Try it —
Word for word, restate all of the records.

Input data —
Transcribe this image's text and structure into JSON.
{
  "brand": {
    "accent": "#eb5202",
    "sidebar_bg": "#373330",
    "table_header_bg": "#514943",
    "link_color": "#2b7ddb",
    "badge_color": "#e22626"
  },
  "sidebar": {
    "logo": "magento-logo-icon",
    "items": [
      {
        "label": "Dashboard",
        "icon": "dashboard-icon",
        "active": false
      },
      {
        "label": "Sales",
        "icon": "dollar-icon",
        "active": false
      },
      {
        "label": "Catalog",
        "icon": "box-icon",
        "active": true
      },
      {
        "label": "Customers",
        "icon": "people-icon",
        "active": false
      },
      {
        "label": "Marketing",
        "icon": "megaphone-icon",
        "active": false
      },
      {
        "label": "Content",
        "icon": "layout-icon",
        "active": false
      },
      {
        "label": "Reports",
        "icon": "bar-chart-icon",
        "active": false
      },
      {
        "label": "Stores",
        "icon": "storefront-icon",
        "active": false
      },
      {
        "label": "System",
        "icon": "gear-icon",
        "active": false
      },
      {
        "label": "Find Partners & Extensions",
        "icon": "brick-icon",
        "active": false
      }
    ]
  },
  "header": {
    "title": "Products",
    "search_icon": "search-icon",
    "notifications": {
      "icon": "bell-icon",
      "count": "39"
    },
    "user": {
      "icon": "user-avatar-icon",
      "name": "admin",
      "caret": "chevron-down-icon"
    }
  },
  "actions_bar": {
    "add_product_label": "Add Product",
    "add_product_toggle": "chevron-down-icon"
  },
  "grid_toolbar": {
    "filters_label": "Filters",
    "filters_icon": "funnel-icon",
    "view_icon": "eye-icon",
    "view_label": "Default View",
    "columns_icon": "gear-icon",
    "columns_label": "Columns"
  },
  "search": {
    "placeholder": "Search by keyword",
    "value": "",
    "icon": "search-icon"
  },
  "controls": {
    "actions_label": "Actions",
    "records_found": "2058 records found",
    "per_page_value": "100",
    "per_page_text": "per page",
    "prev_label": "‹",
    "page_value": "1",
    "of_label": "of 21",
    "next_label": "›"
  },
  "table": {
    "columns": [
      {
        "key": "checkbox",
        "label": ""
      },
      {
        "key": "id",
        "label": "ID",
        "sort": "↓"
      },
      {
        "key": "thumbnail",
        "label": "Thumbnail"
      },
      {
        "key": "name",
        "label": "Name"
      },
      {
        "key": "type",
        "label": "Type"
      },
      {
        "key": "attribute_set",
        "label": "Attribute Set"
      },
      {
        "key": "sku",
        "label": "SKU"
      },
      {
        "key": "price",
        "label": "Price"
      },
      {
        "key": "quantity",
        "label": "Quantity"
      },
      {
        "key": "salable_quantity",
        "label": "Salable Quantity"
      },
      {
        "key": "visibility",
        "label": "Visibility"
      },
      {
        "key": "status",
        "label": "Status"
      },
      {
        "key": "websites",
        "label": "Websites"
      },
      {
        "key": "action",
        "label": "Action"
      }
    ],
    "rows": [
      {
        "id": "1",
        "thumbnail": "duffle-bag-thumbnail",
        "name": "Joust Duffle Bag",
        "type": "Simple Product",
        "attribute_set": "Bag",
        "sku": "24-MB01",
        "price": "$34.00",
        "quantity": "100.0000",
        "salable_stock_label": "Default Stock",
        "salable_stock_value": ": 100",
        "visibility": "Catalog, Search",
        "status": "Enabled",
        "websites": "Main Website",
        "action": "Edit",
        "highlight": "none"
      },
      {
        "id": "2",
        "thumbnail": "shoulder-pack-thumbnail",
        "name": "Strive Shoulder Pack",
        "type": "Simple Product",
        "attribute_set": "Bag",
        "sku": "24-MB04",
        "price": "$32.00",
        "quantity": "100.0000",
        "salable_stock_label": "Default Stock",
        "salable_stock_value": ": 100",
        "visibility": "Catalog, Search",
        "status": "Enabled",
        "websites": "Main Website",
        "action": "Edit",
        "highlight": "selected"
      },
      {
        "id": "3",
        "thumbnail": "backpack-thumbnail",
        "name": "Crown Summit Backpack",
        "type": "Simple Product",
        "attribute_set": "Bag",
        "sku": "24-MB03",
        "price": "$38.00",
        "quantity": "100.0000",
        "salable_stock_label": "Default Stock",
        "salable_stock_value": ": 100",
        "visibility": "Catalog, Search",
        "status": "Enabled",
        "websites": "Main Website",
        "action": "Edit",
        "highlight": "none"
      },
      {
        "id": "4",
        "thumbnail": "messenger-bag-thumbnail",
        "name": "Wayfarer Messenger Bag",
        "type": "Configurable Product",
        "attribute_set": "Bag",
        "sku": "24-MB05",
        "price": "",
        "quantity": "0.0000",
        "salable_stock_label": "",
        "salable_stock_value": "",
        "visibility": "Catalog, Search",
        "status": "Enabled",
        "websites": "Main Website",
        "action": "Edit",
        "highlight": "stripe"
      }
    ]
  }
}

Response to the exercise —
Transcribe this image's text and structure into JSON.
{
  "brand": {
    "accent": "#eb5202",
    "sidebar_bg": "#373330",
    "table_header_bg": "#514943",
    "link_color": "#2b7ddb",
    "badge_color": "#e22626"
  },
  "sidebar": {
    "logo": "magento-logo-icon",
    "items": [
      {
        "label": "Dashboard",
        "icon": "dashboard-icon",
        "active": false
      },
      {
        "label": "Sales",
        "icon": "dollar-icon",
        "active": false
      },
      {
        "label": "Catalog",
        "icon": "box-icon",
        "active": true
      },
      {
        "label": "Customers",
        "icon": "people-icon",
        "active": false
      },
      {
        "label": "Marketing",
        "icon": "megaphone-icon",
        "active": false
      },
      {
        "label": "Content",
        "icon": "layout-icon",
        "active": false
      },
      {
        "label": "Reports",
        "icon": "bar-chart-icon",
        "active": false
      },
      {
        "label": "Stores",
        "icon": "storefront-icon",
        "active": false
      },
      {
        "label": "System",
        "icon": "gear-icon",
        "active": false
      },
      {
        "label": "Find Partners & Extensions",
        "icon": "brick-icon",
        "active": false
      }
    ]
  },
  "header": {
    "title": "Products",
    "search_icon": "search-icon",
    "notifications": {
      "icon": "bell-icon",
      "count": "39"
    },
    "user": {
      "icon": "user-avatar-icon",
      "name": "admin",
      "caret": "chevron-down-icon"
    }
  },
  "actions_bar": {
    "add_product_label": "Add Product",
    "add_product_toggle": "chevron-down-icon"
  },
  "grid_toolbar": {
    "filters_label": "Filters",
    "filters_icon": "funnel-icon",
    "view_icon": "eye-icon",
    "view_label": "Default View",
    "columns_icon": "gear-icon",
    "columns_label": "Columns"
  },
  "search": {
    "placeholder": "Search by keyword",
    "value": "",
    "icon": "search-icon"
  },
  "controls": {
    "actions_label": "Actions",
    "records_found": "2058 records found",
    "per_page_value": "100",
    "per_page_text": "per page",
    "prev_label": "‹",
    "page_value": "1",
    "of_label": "of 21",
    "next_label": "›"
  },
  "table": {
    "columns": [
      {
        "key": "checkbox",
        "label": ""
      },
      {
        "key": "id",
        "label": "ID",
        "sort": "↓"
      },
      {
        "key": "thumbnail",
        "label": "Thumbnail"
      },
      {
        "key": "name",
        "label": "Name"
      },
      {
        "key": "type",
        "label": "Type"
      },
      {
        "key": "attribute_set",
        "label": "Attribute Set"
      },
      {
        "key": "sku",
        "label": "SKU"
      },
      {
        "key": "price",
        "label": "Price"
      },
      {
        "key": "quantity",
        "label": "Quantity"
      },
      {
        "key": "salable_quantity",
        "label": "Salable Quantity"
      },
      {
        "key": "visibility",
        "label": "Visibility"
      },
      {
        "key": "status",
        "label": "Status"
      },
      {
        "key": "websites",
        "label": "Websites"
      },
      {
        "key": "action",
        "label": "Action"
      }
    ],
    "rows": [
      {
        "id": "1",
        "thumbnail": "duffle-bag-thumbnail",
        "name": "Joust Duffle Bag",
        "type": "Simple Product",
        "attribute_set": "Bag",
        "sku": "24-MB01",
        "price": "$34.00",
        "quantity": "100.0000",
        "salable_stock_label": "Default Stock",
        "salable_stock_value": ": 100",
        "visibility": "Catalog, Search",
        "status": "Enabled",
        "websites": "Main Website",
        "action": "Edit",
        "highlight": "none"
      },
      {
        "id": "2",
        "thumbnail": "shoulder-pack-thumbnail",
        "name": "Strive Shoulder Pack",
        "type": "Simple Product",
        "attribute_set": "Bag",
        "sku": "24-MB04",
        "price": "$32.00",
        "quantity": "100.0000",
        "salable_stock_label": "Default Stock",
        "salable_stock_value": ": 100",
        "visibility": "Catalog, Search",
        "status": "Enabled",
        "websites": "Main Website",
        "action": "Edit",
        "highlight": "selected"
      },
      {
        "id": "3",
        "thumbnail": "backpack-thumbnail",
        "name": "Crown Summit Backpack",
        "type": "Simple Product",
        "attribute_set": "Bag",
        "sku": "24-MB03",
        "price": "$38.00",
        "quantity": "100.0000",
        "salable_stock_label": "Default Stock",
        "salable_stock_value": ": 100",
        "visibility": "Catalog, Search",
        "status": "Enabled",
        "websites": "Main Website",
        "action": "Edit",
        "highlight": "none"
      },
      {
        "id": "4",
        "thumbnail": "messenger-bag-thumbnail",
        "name": "Wayfarer Messenger Bag",
        "type": "Configurable Product",
        "attribute_set": "Bag",
        "sku": "24-MB05",
        "price": "",
        "quantity": "0.0000",
        "salable_stock_label": "",
        "salable_stock_value": "",
        "visibility": "Catalog, Search",
        "status": "Enabled",
        "websites": "Main Website",
        "action": "Edit",
        "highlight": "stripe"
      }
    ]
  }
}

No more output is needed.